Little help from the Brazilian federal government
Many Brazilian farmers are unable to repay their loans. In the state of Mato Grosso alone, more than 850 combines were returned by bean producers, declaring their inability to pay.
Layoffs and renegotiated input payment terms drag down agribusinesses, too.
This is also a presidential election year in Brazil. President Luiz Lula da Silva and his Workers Party love to see food prices at 10-year lows. The only exceptions are sugarcane and coffee.
The real estate market can best be described as “dead” right now. Traditionally, land prices are quoted on a sacks-per-hectare basis (1 sac = 132 lbs., or approximately 2.2 U.S. bu. and 1 hectare = 2.47 acres).
The chart below looks at the southern state of Paraná, with its well-developed soils and infrastructure and a relatively short haul to the ports — you can see how farmland prices have been affected over the past two seasons.
Virgin soils and/or degraded pastures in “newer” areas such as Mato Grosso, Bahia or Tocantins may be priced at half, or even a third of the above values. In some cases, however, prices for land in these areas are holding stronger, in part due to:
A more diversified revenue stream (ie., cattle) and less reliance on soy prices
Less operational debt than what is typically incurred with intensive row crop production
Land prices have dropped as a result of Brazilian agriculture's economic crisis.
After spraying his soybean fields for the third time against rust, Minas Gerais farmer Olavo Borges gave up. He and his brother sold one of their two pickups to pay the fungicide supplier, but could not find a buyer for their combine.
By March 2006, a sugar mill began offering five-year land lease contracts to plant sugarcane. Many of Borges' neighbors literally ran to the plant to sign the contracts, as the price at least offered some net profits. For five years, these farmers will collect the lease payment, helping them to recover from two bad seasons that have left most producers cashless and heavily indebted.

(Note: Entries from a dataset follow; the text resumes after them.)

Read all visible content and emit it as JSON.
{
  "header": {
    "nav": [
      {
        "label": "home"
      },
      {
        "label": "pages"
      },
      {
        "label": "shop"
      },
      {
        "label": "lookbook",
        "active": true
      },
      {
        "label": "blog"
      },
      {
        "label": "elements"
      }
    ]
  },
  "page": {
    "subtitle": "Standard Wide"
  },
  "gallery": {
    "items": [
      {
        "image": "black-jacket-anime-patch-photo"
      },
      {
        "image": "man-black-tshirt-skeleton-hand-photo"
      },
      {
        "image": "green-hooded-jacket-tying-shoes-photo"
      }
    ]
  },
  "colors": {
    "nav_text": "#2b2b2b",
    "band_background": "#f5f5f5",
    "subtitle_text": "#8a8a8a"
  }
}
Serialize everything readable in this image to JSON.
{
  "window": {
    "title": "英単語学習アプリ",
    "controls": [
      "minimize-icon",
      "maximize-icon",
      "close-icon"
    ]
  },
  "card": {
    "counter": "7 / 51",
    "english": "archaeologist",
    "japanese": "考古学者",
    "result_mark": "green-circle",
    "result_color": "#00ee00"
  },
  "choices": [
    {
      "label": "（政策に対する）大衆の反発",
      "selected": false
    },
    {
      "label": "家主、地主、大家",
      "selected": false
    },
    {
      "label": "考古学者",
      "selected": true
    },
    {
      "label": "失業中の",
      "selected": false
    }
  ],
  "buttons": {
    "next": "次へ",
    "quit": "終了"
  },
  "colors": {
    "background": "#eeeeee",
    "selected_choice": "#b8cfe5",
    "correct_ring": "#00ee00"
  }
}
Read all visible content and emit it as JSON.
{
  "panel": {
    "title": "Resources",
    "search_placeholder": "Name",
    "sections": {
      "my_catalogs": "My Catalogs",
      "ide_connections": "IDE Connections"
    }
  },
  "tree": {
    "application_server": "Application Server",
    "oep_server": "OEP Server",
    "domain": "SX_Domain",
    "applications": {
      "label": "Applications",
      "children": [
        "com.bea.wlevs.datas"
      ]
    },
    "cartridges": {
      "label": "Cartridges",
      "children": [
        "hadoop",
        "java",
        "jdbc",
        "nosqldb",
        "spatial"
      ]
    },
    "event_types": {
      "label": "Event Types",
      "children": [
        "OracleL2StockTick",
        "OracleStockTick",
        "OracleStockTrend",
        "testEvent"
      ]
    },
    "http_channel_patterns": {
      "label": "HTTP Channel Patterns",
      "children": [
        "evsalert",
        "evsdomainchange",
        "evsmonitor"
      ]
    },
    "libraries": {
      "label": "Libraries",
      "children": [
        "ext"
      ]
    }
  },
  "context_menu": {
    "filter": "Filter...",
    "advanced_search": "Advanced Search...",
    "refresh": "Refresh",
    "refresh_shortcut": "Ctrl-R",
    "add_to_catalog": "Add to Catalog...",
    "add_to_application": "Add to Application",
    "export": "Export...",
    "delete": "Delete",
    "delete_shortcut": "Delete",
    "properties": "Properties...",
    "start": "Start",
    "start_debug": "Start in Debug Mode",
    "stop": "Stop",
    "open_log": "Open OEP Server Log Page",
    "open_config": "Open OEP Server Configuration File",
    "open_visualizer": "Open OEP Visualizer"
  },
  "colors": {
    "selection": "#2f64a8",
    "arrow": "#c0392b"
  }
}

When Borges planted last October, he had just a single market for his beans — the group that Brazilians call ABC — ADM, Bunge and Cargill. While producers in Goiás sell mostly to local crushers, farmers in most other states have to rely on the ABC companies or the local Maggi Group to market their beans. But with the increased soybean demand for biodiesel production, and with the very recent launch of the H-BIO program, producers are finally beginning to visualize a brighter future.
Called H-BIO, this new diesel was developed, tested and approved for production by Petrobras, the giant company that controls fuel markets in Brazil. With the addition of 10% hydrogenated soybean oil to diesel, the new product contains much less sulfur, but still offers the same performance levels, and may create new markets, more demand and higher prices for Brazilian soybean producers.
It's a tough time to be a Brazilian farmer. However, with the world looking to farmer for their daily meals and to fill their fuel tanks, it will only be a matter of time before the farmers of Brazil are navigating to more profitable times.
Most economists don't know the answer to this, surprised that the dollar has made a strong comeback, getting close to the 2.30-real level in late May. This is good news after staying below 2.10 reals for a long while. And it is good news both for Brazilian bean producers and for Americans looking to buy Brazilian land.
The new diesel-plus-hydrogenated soy oil recently launched by local giant Petrobras, dubbed H-BIO, reportedly reduces diesel sulfur contents to less than 10% of that in regular diesel. But a few skeptics see the new product as a limited and “localized solution” because of logistics. As almost all Brazilian diesel is produced in the Southeast states, freight makes it expensive to ship the H-BIO to the North, Northeast and Center-West.
The Brazilian Farmland Report The Brazilian Farmland Report content is brought to you by South American Soy, LLC, and The Corn And Soybean Digest. For subscription information, contact South American Soy, LLC, at 866-711-2769.
|Month / Year||Soybean Price in Reals per Sack||US Dollar Exchange Rate||Soybean Price in Dollars per Sack||Farmland Price in Sacks/Ha (Parana)||Quoted Price in Dollars per Acre *|